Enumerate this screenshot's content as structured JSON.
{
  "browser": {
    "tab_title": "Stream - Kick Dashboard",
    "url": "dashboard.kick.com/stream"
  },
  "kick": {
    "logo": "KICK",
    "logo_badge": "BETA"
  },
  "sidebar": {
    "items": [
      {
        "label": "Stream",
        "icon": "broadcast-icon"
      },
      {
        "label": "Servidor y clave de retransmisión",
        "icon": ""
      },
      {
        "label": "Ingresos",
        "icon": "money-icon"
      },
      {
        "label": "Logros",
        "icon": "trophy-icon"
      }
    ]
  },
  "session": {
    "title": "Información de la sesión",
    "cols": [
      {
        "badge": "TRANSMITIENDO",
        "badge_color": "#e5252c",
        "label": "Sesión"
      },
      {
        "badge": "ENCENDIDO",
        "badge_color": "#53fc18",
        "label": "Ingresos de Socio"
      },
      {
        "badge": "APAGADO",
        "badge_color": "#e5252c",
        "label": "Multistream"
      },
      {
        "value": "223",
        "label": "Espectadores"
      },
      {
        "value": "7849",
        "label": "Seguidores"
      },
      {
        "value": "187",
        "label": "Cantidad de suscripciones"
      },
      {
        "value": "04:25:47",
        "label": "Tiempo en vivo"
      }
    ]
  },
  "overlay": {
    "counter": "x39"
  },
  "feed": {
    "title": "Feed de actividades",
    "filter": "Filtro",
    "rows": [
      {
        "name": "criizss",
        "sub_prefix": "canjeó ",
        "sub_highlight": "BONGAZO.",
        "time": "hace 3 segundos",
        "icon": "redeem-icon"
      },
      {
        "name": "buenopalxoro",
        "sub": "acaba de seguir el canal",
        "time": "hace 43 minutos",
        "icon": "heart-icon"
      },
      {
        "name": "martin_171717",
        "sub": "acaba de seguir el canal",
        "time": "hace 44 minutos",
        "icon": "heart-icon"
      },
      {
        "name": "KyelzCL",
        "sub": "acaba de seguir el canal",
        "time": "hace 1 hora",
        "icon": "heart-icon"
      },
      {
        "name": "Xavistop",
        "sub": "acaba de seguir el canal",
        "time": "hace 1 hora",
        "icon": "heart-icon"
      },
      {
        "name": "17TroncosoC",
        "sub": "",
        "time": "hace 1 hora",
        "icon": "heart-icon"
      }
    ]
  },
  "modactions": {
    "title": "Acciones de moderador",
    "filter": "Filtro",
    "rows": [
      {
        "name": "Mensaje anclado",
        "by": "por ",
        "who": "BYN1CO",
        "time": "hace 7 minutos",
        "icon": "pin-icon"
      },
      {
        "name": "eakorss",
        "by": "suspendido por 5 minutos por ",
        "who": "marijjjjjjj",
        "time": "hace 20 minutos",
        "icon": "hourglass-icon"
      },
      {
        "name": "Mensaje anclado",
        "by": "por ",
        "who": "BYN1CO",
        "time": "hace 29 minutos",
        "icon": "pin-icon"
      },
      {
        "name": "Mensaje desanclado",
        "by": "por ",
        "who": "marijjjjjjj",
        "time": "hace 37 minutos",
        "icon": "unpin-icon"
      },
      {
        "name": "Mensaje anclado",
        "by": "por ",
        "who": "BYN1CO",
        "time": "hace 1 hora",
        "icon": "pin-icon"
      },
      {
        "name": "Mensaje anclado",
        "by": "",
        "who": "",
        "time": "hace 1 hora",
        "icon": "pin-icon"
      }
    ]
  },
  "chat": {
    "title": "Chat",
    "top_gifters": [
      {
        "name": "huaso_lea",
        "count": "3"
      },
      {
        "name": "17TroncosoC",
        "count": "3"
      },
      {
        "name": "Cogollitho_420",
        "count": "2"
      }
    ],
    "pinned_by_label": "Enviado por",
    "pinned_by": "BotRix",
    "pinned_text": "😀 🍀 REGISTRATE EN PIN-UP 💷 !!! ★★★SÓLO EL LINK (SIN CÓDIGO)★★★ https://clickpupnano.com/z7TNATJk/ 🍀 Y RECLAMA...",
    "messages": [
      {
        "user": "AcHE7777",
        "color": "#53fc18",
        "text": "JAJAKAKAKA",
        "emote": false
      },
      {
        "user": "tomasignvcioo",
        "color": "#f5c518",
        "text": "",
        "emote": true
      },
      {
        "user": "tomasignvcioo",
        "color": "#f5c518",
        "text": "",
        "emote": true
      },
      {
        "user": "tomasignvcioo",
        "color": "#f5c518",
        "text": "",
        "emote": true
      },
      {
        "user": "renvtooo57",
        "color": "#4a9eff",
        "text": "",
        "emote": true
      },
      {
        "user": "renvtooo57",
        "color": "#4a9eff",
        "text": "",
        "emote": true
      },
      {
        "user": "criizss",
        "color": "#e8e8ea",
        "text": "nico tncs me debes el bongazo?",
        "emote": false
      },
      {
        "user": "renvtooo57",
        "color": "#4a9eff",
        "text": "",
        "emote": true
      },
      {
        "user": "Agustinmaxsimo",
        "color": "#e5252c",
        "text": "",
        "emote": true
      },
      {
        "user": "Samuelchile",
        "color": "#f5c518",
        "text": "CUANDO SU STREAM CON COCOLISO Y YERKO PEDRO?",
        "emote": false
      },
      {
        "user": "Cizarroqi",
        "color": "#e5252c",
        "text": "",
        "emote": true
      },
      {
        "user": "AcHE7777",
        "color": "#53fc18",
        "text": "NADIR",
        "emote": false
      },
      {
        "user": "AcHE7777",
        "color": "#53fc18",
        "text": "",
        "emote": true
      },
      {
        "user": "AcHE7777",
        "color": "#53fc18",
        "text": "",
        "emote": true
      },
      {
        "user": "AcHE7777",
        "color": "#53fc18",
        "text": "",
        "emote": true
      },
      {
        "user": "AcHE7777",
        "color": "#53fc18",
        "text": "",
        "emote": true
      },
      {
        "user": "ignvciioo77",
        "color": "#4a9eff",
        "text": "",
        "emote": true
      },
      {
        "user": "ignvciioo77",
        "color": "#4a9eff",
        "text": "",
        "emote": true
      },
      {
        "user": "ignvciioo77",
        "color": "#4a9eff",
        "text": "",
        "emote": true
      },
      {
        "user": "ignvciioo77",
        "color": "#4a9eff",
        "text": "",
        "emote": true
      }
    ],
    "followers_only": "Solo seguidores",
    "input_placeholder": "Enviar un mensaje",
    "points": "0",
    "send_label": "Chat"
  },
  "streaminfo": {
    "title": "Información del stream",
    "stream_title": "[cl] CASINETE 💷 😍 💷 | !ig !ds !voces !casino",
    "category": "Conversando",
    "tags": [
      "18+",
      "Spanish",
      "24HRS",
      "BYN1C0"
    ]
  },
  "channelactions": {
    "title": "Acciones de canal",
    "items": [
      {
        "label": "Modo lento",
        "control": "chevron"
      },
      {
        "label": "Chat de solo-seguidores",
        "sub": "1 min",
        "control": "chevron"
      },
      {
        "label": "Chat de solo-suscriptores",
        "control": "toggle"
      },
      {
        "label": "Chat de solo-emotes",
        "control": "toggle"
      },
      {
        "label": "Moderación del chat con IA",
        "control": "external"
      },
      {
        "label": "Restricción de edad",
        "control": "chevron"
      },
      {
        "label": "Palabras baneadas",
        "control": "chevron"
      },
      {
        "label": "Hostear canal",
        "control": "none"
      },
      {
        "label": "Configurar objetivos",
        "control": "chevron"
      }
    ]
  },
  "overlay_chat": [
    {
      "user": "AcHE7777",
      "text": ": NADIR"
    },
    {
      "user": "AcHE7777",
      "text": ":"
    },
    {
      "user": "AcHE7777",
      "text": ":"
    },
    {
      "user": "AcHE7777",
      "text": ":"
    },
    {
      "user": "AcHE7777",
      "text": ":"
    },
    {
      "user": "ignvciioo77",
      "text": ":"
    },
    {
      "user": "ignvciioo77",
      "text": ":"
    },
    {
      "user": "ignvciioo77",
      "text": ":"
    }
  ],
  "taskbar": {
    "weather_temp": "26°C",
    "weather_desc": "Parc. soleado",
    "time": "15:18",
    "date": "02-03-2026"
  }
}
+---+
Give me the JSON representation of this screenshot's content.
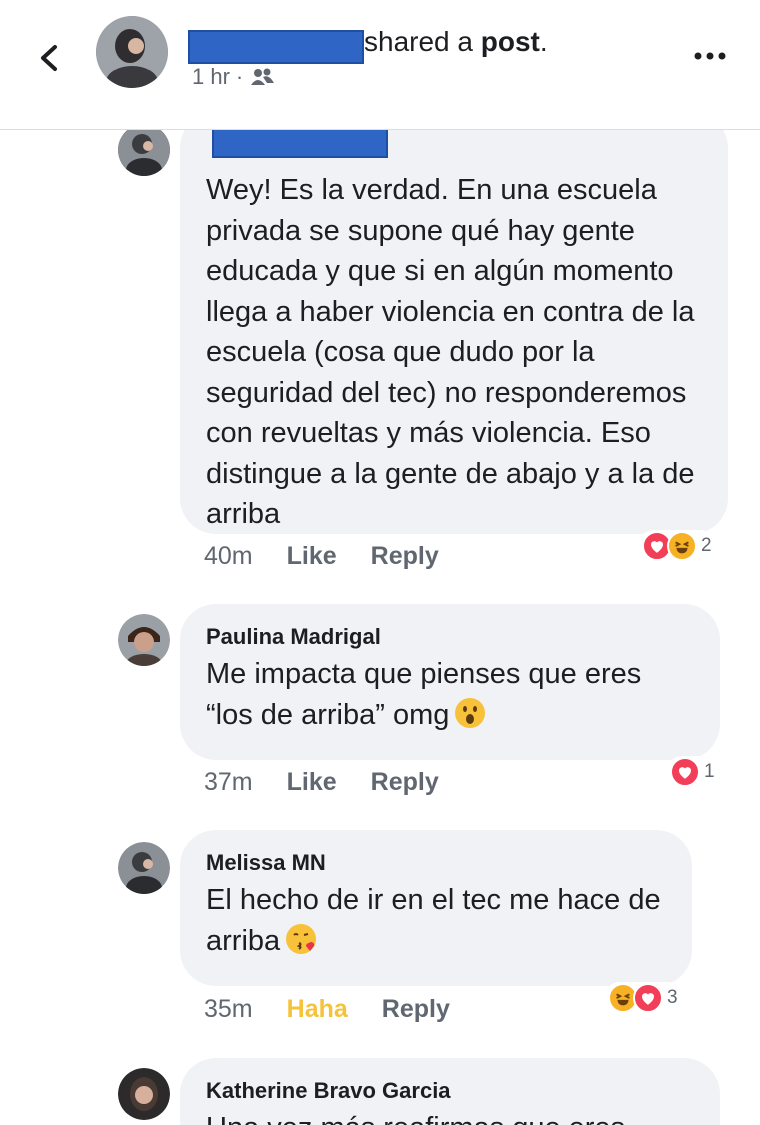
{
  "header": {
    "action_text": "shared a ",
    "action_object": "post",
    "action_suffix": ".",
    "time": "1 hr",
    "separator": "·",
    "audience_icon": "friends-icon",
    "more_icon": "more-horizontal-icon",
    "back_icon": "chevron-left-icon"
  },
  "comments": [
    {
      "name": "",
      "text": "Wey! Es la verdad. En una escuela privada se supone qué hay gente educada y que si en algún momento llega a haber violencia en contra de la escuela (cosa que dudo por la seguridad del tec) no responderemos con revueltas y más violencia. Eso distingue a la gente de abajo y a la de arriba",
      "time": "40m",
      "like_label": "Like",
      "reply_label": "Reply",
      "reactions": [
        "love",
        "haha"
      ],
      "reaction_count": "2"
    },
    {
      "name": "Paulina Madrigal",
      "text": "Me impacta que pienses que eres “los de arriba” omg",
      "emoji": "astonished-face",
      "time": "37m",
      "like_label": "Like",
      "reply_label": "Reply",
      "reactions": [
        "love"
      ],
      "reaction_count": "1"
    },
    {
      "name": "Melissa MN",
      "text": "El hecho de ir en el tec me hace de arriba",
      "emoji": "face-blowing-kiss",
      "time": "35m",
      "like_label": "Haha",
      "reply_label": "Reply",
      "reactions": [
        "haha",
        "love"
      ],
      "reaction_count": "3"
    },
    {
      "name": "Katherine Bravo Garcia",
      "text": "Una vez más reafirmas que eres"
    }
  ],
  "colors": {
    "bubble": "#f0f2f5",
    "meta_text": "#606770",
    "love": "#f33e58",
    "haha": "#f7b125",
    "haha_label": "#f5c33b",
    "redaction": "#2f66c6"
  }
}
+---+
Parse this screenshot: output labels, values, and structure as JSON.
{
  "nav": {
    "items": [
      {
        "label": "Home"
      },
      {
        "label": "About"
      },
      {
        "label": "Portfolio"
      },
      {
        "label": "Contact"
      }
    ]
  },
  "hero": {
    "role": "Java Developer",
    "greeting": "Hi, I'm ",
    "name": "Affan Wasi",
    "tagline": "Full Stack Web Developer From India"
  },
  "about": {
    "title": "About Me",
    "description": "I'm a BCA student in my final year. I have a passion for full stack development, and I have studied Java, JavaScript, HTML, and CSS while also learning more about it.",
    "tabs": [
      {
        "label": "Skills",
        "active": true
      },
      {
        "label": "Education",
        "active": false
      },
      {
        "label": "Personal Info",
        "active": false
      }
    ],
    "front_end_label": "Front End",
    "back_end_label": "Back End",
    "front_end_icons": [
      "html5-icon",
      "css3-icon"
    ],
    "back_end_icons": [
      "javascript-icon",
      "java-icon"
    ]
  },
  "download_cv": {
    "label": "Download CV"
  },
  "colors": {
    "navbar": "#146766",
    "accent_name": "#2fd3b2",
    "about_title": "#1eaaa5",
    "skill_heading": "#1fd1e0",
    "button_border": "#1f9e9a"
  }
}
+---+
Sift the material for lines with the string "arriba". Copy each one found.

      "text": "Wey! Es la verdad. En una escuela privada se supone qué hay gente educada y que si en algún momento llega a haber violencia en contra de la escuela (cosa que dudo por la seguridad del tec) no responderemos con revueltas y más violencia. Eso distingue a la gente de abajo y a la de arriba",
      "text": "Me impacta que pienses que eres “los de arriba” omg",
      "text": "El hecho de ir en el tec me hace de arriba",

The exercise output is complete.